Like a broken record demonstrating that the PAP are bankrupt of new ideas, IMDA repeats the lies and disinformation which have become part of the brainwashing of all Singaporeans from school age onwards. This is that they are incapable of making their own judgements and need a totalitarian state to tell them what to read and think. Of course as the Government is the only agent empowered to use the Protection from Online Falsehood and Manipulation Act (POFMA) it can repeat the lies without any sanction and individuals are powerless top stop it.

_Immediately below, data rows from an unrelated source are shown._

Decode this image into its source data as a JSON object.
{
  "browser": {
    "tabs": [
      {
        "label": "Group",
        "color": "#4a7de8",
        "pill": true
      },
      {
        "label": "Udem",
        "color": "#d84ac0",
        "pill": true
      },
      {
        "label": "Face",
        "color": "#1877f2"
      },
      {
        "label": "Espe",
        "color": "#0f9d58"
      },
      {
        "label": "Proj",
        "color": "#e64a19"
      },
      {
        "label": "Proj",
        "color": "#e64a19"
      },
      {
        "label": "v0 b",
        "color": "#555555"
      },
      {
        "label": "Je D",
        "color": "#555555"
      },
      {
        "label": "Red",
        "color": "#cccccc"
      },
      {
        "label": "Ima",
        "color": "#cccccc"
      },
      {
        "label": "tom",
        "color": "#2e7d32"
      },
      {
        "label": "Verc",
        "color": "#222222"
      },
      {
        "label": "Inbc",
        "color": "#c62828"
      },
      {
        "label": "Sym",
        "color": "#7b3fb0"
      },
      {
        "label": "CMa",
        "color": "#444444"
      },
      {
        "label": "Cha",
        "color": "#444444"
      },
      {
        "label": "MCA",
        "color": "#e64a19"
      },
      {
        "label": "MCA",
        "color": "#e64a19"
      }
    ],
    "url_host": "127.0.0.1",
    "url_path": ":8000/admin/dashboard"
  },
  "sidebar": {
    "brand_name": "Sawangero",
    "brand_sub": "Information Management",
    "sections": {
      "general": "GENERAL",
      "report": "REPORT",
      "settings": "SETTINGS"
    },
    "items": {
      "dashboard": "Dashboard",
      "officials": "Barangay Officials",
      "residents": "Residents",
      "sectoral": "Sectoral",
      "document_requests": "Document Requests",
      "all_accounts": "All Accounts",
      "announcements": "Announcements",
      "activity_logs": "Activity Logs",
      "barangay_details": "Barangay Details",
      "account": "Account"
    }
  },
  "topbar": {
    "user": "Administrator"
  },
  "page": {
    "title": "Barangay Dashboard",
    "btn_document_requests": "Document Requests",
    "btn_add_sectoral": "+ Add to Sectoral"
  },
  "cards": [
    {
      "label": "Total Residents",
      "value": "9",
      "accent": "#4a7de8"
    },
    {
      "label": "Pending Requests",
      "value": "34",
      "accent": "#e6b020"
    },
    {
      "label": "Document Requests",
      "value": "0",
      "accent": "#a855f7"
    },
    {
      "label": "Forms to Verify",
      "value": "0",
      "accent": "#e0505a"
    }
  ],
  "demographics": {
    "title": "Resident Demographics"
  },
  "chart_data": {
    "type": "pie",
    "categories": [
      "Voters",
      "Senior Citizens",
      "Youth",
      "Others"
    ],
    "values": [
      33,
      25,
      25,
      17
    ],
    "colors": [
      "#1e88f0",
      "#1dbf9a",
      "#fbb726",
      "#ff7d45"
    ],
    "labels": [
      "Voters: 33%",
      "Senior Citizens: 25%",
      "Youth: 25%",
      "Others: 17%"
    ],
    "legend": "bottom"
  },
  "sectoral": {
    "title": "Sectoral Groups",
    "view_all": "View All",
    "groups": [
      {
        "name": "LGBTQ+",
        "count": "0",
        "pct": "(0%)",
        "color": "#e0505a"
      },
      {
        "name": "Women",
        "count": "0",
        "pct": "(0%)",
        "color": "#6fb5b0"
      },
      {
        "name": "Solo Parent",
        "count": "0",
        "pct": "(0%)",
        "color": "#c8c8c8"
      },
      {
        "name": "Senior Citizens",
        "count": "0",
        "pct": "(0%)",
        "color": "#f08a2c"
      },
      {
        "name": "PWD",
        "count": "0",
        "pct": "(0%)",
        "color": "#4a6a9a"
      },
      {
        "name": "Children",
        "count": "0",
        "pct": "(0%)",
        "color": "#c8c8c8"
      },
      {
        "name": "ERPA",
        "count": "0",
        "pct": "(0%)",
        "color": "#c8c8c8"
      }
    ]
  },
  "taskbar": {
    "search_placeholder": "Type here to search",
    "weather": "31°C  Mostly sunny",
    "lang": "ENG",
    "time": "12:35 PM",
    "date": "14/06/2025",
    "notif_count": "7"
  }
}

There is worse. In a stunning non-sequitur, IMDA makes the extraordinary statement that “There have also been reports from other countries, that foreign players and their agents attempted to influence their politics by buying off political parties and individual politicians.” This seems to be more of a description of how the PAP Government operates in foreign countries, where it uses the resources of GIC and Temasek, built up by imposing austerity on Singaporeans, to bribe foreign academics and politicians and ro invest in Western countries in an influence buying exercise. Western universities like Oxbridge and the Ivy League are influenced by sending large numbers of Government scholars there, one of whose tasks is to spread disinformation. I have written about Joe Stiglitz, the Nobel Prize winner in Economics, who sang Singapore’s praises in helping its poor despite a higher Gini coefficient than the US. Stiglitz cited his Singapore students as sources of information. He has visited Singapore many times, no doubt flying first class and staying at Raffles, as a guest of the Government or its institutions. Obama and Michelle have also been invited to speak in Singapore as guests of the Bank of Singapore and dined with Lee Hsien Loong when they are here. Boris Johnson, the UK PM, has also enjoyed the PAP’s hospitality and used it to help pay for sex with his mistress Jennifer Arcuri. The list of examples of PAP influence buying are too numerous to mention. Keppel and Sembawang Marine, Temasek companies, have even been caught bribing Brazilian politicians directly in order to win business. Yet IMDA fails to cite any examples of when Singapore politicians have received foreign money.
However the PAP have always sought to spread smears about Opposition politicians receiving money from abroad, most notoriously when a PAP MP falsely claimed in 1972 that the Workers Party had received $600,000 from abroad. My dad sued the MP and Radio Television Singapore (RTS), the predecessor to Mediacorp, for defamation. Demonstrating that Singapore’s judiciary will only allow defamation to be used by their paymasters, the judge ruled that my father had failed to prove the MP’s words since they were in Chinese and RTS carried them in English. The judge also let RTS off the hook, dismissing the libel action with costs. This was the gift that kept on giving, as WP’s inability to pay the costs allowed LKY to put it into bankruptcy and later secure my father’s debarment from Parliament on a fraudulent conviction that the Privy Council called “a grievous miscarriage of justice” but was unable to overturn due to the AG’s use of a shabby trick.
There are many, including the Workers Party 2.0, who claim that Singapore has moved on and is becoming, or already is, a “robust” democracy (provided one is respectful of LHL and do not ask him any embarrassing questions or aspire to ever take over the Government. However recent events should cause the scales to drop from Singaporeans’ eyes and show that LHL has not changed. Singapore is still stuck in a time warp dating back to the 1970s.